Opinion editor’s note: The Star Tribune editorial board operates separately from the newsroom, and no editor or reporter was involved in the approval process.
Minneapolis’ particular form of weak mayor / city council governance is not found in other cities in Minnesota. In fact, it cannot be found in any comparable city anywhere in the country.
There is a good reason for this. It doesn’t work – at least not well. And this year voters have the chance to fix a broken town hall.
For nearly a century, Minneapolis tipped under an archaic system of government by committee that actually dates back to the late 1800s, codified in a city charter in 1920. Under it, the lines of government authority are blurred and the mayor and council members may wind up competing with each other in day-to-day operations.
This has been true for years now, but the stress test of the past year and a half has revealed the real failings of this archaic system. Sharon Sayles Belton, former president of the council and the city’s first black and woman mayor, knows how this city works as well as anyone and better than most.
“Right now you have a dysfunction,” she told a columnist. “Citizens are looking for clarity. Sayles Belton added that “We have seen board members treat department heads and staff as if they had an individual domain on them. The result, she said, was an unprecedented series of departures of department heads and even interim workers in a city once known for its stable staff.
The Charter Commission, while investigating the structure of the city, found that the current form “is not recognized as a model or a best practice. It is not taught in public policy schools … comparable city in the nation.
Explicit prohibitions against legislative (advice) interference in administrative operations are built into Minnesota’s other first-class cities: St. Paul, Duluth, and Rochester. The National Civic League, by drawing up a model city charter, presents such a ban as a “fundamental principle”.
It is one of those good, somewhat flawed government proposals that do not have a clear constituency. But it is also a fundamental principle that promotes clearer and more effective governance.

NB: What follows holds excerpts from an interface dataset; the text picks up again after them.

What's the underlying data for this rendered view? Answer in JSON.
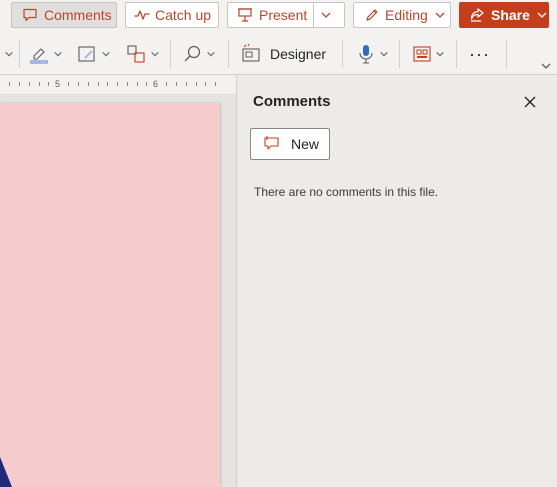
{
  "topbar": {
    "comments_label": "Comments",
    "catchup_label": "Catch up",
    "present_label": "Present",
    "editing_label": "Editing",
    "share_label": "Share"
  },
  "ribbon": {
    "designer_label": "Designer",
    "more_label": "···"
  },
  "ruler": {
    "marks": [
      "5",
      "6"
    ]
  },
  "comments_pane": {
    "title": "Comments",
    "new_label": "New",
    "empty_message": "There are no comments in this file."
  },
  "colors": {
    "accent": "#c43e1c",
    "accent_text": "#b7472a",
    "slide_background": "#f6cbce",
    "pane_background": "#edebe9"
  },
  "icons": [
    "comment-icon",
    "catch-up-icon",
    "present-icon",
    "chevron-down-icon",
    "pencil-icon",
    "share-icon",
    "close-icon",
    "new-comment-icon",
    "find-icon",
    "designer-icon",
    "dictate-icon",
    "layout-icon",
    "arrange-icon",
    "shape-fill-icon",
    "shape-outline-icon"
  ]
}
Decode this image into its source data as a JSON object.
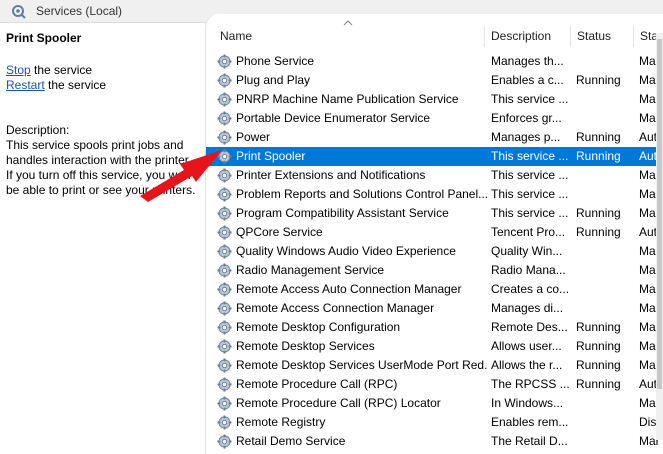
{
  "window": {
    "title": "Services (Local)"
  },
  "left_pane": {
    "service_title": "Print Spooler",
    "actions": [
      {
        "link": "Stop",
        "rest": " the service"
      },
      {
        "link": "Restart",
        "rest": " the service"
      }
    ],
    "description_heading": "Description:",
    "description": "This service spools print jobs and handles interaction with the printer. If you turn off this service, you won't be able to print or see your printers."
  },
  "columns": {
    "name": "Name",
    "description": "Description",
    "status": "Status",
    "startup": "Star"
  },
  "services": [
    {
      "name": "Phone Service",
      "description": "Manages th...",
      "status": "",
      "startup": "Mar"
    },
    {
      "name": "Plug and Play",
      "description": "Enables a c...",
      "status": "Running",
      "startup": "Mar"
    },
    {
      "name": "PNRP Machine Name Publication Service",
      "description": "This service ...",
      "status": "",
      "startup": "Mar"
    },
    {
      "name": "Portable Device Enumerator Service",
      "description": "Enforces gr...",
      "status": "",
      "startup": "Mar"
    },
    {
      "name": "Power",
      "description": "Manages p...",
      "status": "Running",
      "startup": "Auto"
    },
    {
      "name": "Print Spooler",
      "description": "This service ...",
      "status": "Running",
      "startup": "Auto",
      "selected": true
    },
    {
      "name": "Printer Extensions and Notifications",
      "description": "This service ...",
      "status": "",
      "startup": "Mar"
    },
    {
      "name": "Problem Reports and Solutions Control Panel...",
      "description": "This service ...",
      "status": "",
      "startup": "Mar"
    },
    {
      "name": "Program Compatibility Assistant Service",
      "description": "This service ...",
      "status": "Running",
      "startup": "Mar"
    },
    {
      "name": "QPCore Service",
      "description": "Tencent Pro...",
      "status": "Running",
      "startup": "Auto"
    },
    {
      "name": "Quality Windows Audio Video Experience",
      "description": "Quality Win...",
      "status": "",
      "startup": "Mar"
    },
    {
      "name": "Radio Management Service",
      "description": "Radio Mana...",
      "status": "",
      "startup": "Mar"
    },
    {
      "name": "Remote Access Auto Connection Manager",
      "description": "Creates a co...",
      "status": "",
      "startup": "Mar"
    },
    {
      "name": "Remote Access Connection Manager",
      "description": "Manages di...",
      "status": "",
      "startup": "Mar"
    },
    {
      "name": "Remote Desktop Configuration",
      "description": "Remote Des...",
      "status": "Running",
      "startup": "Mar"
    },
    {
      "name": "Remote Desktop Services",
      "description": "Allows user...",
      "status": "Running",
      "startup": "Mar"
    },
    {
      "name": "Remote Desktop Services UserMode Port Red...",
      "description": "Allows the r...",
      "status": "Running",
      "startup": "Mar"
    },
    {
      "name": "Remote Procedure Call (RPC)",
      "description": "The RPCSS ...",
      "status": "Running",
      "startup": "Auto"
    },
    {
      "name": "Remote Procedure Call (RPC) Locator",
      "description": "In Windows...",
      "status": "",
      "startup": "Mar"
    },
    {
      "name": "Remote Registry",
      "description": "Enables rem...",
      "status": "",
      "startup": "Disa"
    },
    {
      "name": "Retail Demo Service",
      "description": "The Retail D...",
      "status": "",
      "startup": "Mar"
    }
  ],
  "colors": {
    "selection": "#0078d7",
    "link": "#1a54b4",
    "annotation_arrow": "#e8141c"
  },
  "icons": {
    "window": "services-gear-icon",
    "row": "service-gear-icon",
    "sort": "sort-ascending-icon",
    "annotation": "red-pointer-arrow-icon"
  }
}
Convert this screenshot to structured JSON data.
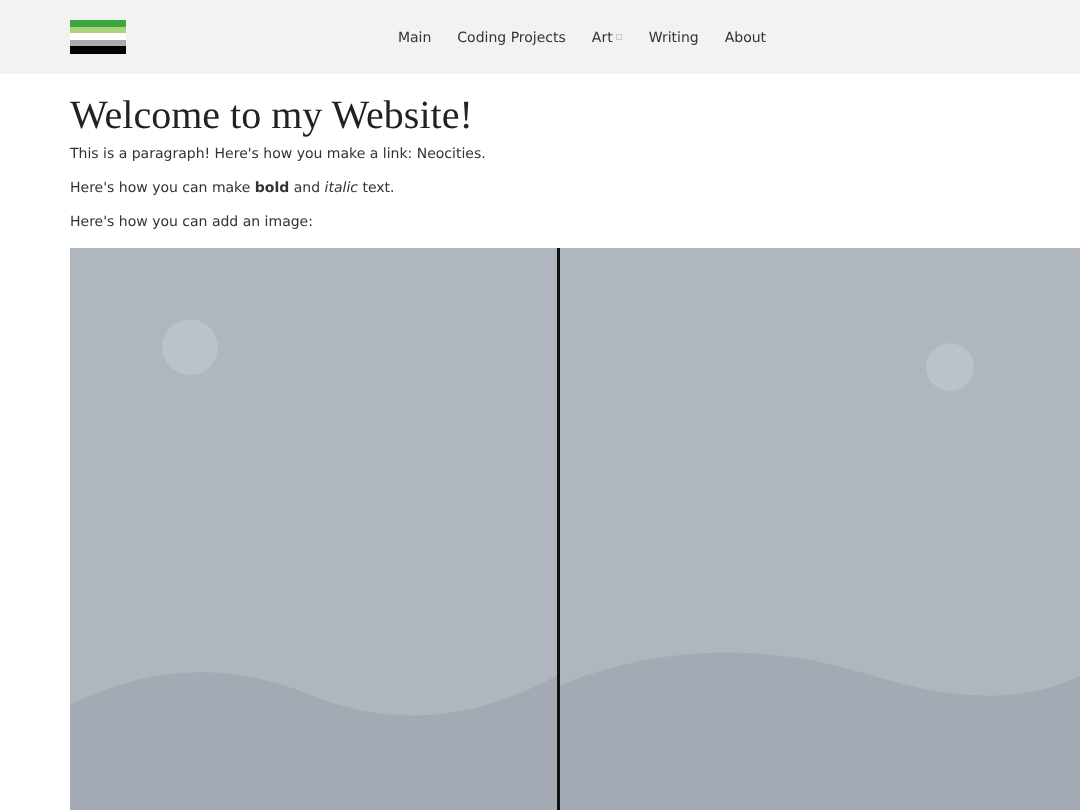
{
  "nav": {
    "items": [
      {
        "label": "Main",
        "kind": "link"
      },
      {
        "label": "Coding Projects",
        "kind": "link"
      },
      {
        "label": "Art",
        "kind": "dropdown"
      },
      {
        "label": "Writing",
        "kind": "link"
      },
      {
        "label": "About",
        "kind": "link"
      }
    ]
  },
  "content": {
    "heading": "Welcome to my Website!",
    "paragraphs": [
      {
        "text": "This is a paragraph! Here's how you make a link: ",
        "link": "Neocities",
        "after": "."
      },
      {
        "text": "Here's how you can make **bold** and *italic* text."
      },
      {
        "text": "Here's how you can add an image:"
      }
    ]
  }
}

Basically, the change requested in city question 1 is simple: give the mayor clear authority over the day-to-day operations of city departments. The council would retain the power of the stock exchange – which is great – and make policies and provide constituent services in their neighborhoods. direct or supervise city employees.
Jay Kiedrowski, former Minneapolis budget manager and former state finance commissioner, noted in a Star Tribune Opinion comment that during the 2020 civil unrest, some council members gave direct orders to police and, as others have noted, said council members “routinely issue orders to department heads and staff who are in conflict with city policy.” This kind of mess is unacceptable.
The amendment adds another important safeguard: the creation of an independent audit office by the council that could investigate waste and abuse, assess risks and monitor compliance in municipal departments. Such oversight would provide a checks and balances approach that municipal government lacked.
These are sensible changes that would move the city forward. They are not, as some opponents have suggested, a takeover. The ballot question was proposed by the Charter Commission after extensive research. It is, quite simply, the way most major cities are governed, and a change that has been advocated for decades, including by the Star Tribune editorial board.
If that proposal failed and a separate ballot would extend the “14 bosses” approach to public safety, an unhealthy amount of power would be concentrated in the hands of the council. The mayor would be reduced to a virtual figurehead.
Peter Hutchinson started in the mayor’s office in 1975, served as deputy mayor and later was state finance commissioner, principal of Minneapolis schools and is now a national management consultant specializing in the public sector. And he supports the question of the ballot. “Every major city in America has a chief executive officer and a city council that functions as a legislative body – with the exception of Minneapolis,” he told a columnist.
Hutchinson, Sayles Belton and dozens of others came together in “Charter for Change,” an organization promoting City Question 1. “As we all speak to voters,” Hutchinson said, “the only thing that stands out clearly is ‘is that people I can’t believe this is the way things work. There is a lingering chaos here. When you stop, say, the public works manager from doing what is right because he’s trying to meet the expectations of an individual council member, you’ve really undermined the power of the city to be effective. “
Kathy O’Brien, former member of city council, city coordinator and former vice president of the University of Minnesota, also supports the measure. “Everything takes longer, costs more in the current system,” she told a columnist. “Sometimes nothing happens.”
Sayles Belton noted that the mayor is the sole official who runs the entire city, elected by and accountable to all voters in Minneapolis. “This is the person who has to develop a vision that reflects all the different parts of the city,” she said.
Minneapolis must join the rest of the nation with a more modern and efficient form of government that provides clear lines of responsibility and authority.
“Maybe after a hundred years,” said Sayles Belton, “we can finally get it right.”
Government structure: Executive Mayor – Legislative Council
Should the Minneapolis City Charter be amended to adopt a change in its form of government to a mayor-legislative council executive structure to transfer certain powers to the mayor, consolidate administrative authority over all operational departments under the supervision of the mayor and eliminate the executive committee?